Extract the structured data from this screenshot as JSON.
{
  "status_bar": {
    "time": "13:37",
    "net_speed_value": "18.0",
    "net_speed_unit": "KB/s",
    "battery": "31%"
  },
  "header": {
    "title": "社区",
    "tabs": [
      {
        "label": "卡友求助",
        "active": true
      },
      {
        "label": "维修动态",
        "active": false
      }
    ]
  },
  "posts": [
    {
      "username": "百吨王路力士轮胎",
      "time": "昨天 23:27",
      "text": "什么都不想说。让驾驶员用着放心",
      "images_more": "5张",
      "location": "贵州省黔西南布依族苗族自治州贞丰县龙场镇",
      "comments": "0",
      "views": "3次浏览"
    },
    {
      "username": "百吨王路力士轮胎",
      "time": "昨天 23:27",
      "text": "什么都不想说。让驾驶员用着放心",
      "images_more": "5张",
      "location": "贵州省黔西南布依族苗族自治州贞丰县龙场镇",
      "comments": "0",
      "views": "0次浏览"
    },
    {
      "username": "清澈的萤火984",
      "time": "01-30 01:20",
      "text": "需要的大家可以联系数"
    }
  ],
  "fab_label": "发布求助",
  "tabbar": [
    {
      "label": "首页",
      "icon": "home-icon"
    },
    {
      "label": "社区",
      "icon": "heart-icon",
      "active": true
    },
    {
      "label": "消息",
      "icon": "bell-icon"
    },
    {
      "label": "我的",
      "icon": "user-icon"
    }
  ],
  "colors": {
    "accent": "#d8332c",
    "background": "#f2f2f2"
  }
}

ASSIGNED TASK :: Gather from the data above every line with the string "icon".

RESPONSE TO THIS EXERCISE ::
      "icon": "home-icon"
      "icon": "heart-icon",
      "icon": "bell-icon"
      "icon": "user-icon"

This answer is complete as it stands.